The best-case scenario: Ernie Els ruptured his ACL in 2005, bounced back last year with top fours at the British Open and PGA, and won this year's Honda Classic. The worst-case: Len Mattiace lost the Masters in a playoff in '03, then tore both ACLs later that year. Mattiace lost his exempt status after '05 and has won only $86,900 in the last 2 1/2 seasons.
12 Does the injury mean Tiger won't break Jack Nicklaus's record of 18 majors won?
Unless the surgery is a disaster, Tiger will surpass Jack's record. The proof was at Torrey Pines, where Tiger showed he can beat the other guys even with a broken leg. When he returns on a healthy leg, his march to history will resume.
13 Which players will rise in Tiger's absence?
The obvious choice would be Mickelson (left), but windy British Opens usually aren't his cup of tea. So, Sergio, this is your best chance to finally win a major. Likewise, Stewart Cink, Justin Rose and Adam Scott.
14 How will Tiger's absence affect the PGA Tour?
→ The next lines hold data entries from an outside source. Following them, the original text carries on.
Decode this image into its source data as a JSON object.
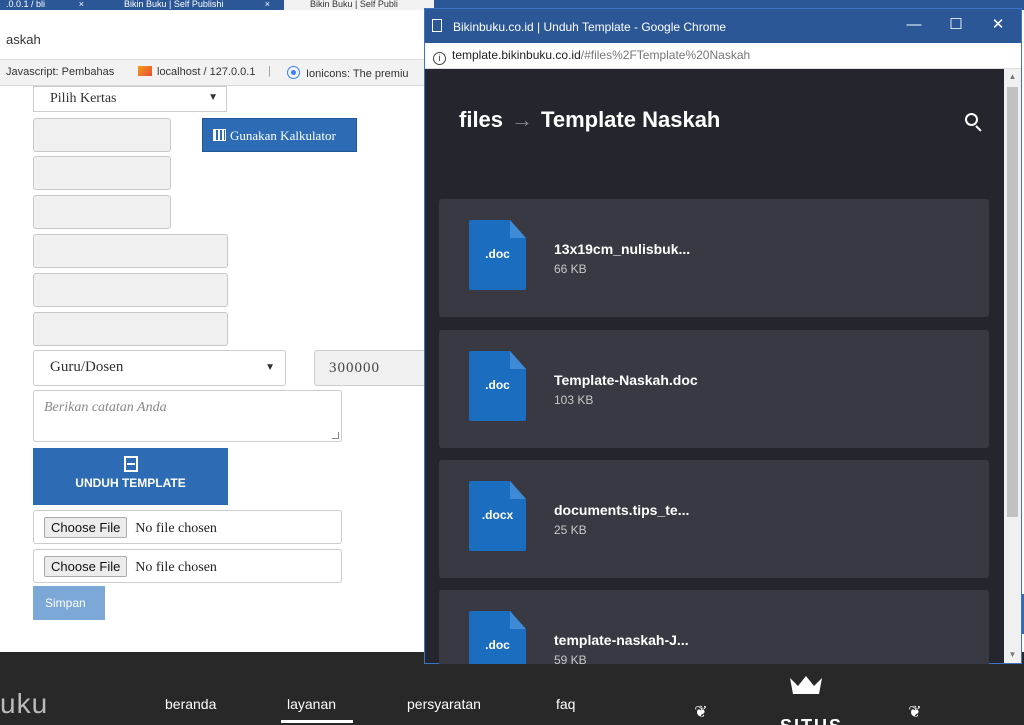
{
  "background_browser": {
    "tabs": [
      {
        "label": ".0.0.1 / bli"
      },
      {
        "label": "Bikin Buku | Self Publishi"
      },
      {
        "label": "Bikin Buku | Self Publi"
      }
    ],
    "url_fragment": "askah",
    "bookmarks": [
      {
        "label": "Javascript: Pembahas"
      },
      {
        "label": "localhost / 127.0.0.1"
      },
      {
        "label": "Ionicons: The premiu"
      }
    ]
  },
  "form": {
    "paper_select": "Pilih Kertas",
    "calc_button": "Gunakan Kalkulator",
    "role_select": "Guru/Dosen",
    "price_value": "300000",
    "notes_placeholder": "Berikan catatan Anda",
    "download_button": "UNDUH TEMPLATE",
    "file_inputs": [
      {
        "button": "Choose File",
        "status": "No file chosen"
      },
      {
        "button": "Choose File",
        "status": "No file chosen"
      }
    ],
    "save_button": "Simpan"
  },
  "footer": {
    "logo": "uku",
    "nav": [
      "beranda",
      "layanan",
      "persyaratan",
      "faq"
    ],
    "badge_text": "SITUS"
  },
  "popup": {
    "window_title": "Bikinbuku.co.id | Unduh Template - Google Chrome",
    "url_host": "template.bikinbuku.co.id",
    "url_path": "/#files%2FTemplate%20Naskah",
    "breadcrumb_root": "files",
    "breadcrumb_arrow": "→",
    "breadcrumb_current": "Template Naskah",
    "files": [
      {
        "ext": ".doc",
        "name": "13x19cm_nulisbuk...",
        "size": "66 KB"
      },
      {
        "ext": ".doc",
        "name": "Template-Naskah.doc",
        "size": "103 KB"
      },
      {
        "ext": ".docx",
        "name": "documents.tips_te...",
        "size": "25 KB"
      },
      {
        "ext": ".doc",
        "name": "template-naskah-J...",
        "size": "59 KB"
      }
    ]
  },
  "colors": {
    "accent": "#2d6cb5",
    "popup_bg": "#25262d",
    "card_bg": "#383942",
    "doc_icon": "#1b6dbf",
    "title_bar": "#2b5797"
  }
}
Short term, interest in pro golf will be down without Tiger, and TV ratings will follow, but with the Olympics coming in August and NFL and college football hot on its heels, golf was already headed for the back pages. Long term, the Tour better pray that Tiger makes a full recovery, because if he doesn't, the networks may reconsider the buy-in price for the Tour's next TV contract, which is up for renewal after 2012. When it comes to TV, Tiger is the Tour.
The show goes on. Follow the Tigerless Buick Open at GOLF.com